> [Required action]: Every line of the records that contains the string "problemas" counts once; give the total and nothing else.

(Data excerpts)
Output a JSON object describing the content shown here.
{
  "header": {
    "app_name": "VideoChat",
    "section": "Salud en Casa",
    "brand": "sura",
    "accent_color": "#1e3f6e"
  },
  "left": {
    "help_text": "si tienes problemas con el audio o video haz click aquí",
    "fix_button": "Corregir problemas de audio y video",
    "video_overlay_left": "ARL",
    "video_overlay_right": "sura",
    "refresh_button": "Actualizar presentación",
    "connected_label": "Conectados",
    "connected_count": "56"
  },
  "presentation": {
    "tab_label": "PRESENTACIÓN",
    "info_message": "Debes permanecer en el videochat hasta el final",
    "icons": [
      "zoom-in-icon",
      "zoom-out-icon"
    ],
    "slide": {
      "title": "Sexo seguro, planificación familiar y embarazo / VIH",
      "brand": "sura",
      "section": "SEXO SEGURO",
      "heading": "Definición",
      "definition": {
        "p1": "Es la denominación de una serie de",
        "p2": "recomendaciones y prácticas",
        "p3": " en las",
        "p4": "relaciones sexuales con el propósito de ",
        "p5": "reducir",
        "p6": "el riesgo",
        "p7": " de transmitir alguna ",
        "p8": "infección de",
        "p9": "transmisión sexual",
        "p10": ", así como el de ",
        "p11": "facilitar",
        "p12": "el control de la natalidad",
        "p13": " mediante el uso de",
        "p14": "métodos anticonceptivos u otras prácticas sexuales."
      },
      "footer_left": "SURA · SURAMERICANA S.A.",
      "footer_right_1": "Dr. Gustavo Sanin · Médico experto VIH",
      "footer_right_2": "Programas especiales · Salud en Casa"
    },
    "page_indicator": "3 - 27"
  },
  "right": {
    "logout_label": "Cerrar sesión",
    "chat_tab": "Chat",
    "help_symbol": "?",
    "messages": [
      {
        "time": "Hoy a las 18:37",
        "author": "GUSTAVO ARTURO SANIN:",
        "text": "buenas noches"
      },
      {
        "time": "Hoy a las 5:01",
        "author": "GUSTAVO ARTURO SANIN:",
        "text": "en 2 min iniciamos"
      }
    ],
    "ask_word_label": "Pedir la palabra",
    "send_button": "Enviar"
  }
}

> [Solution to the problem]: 2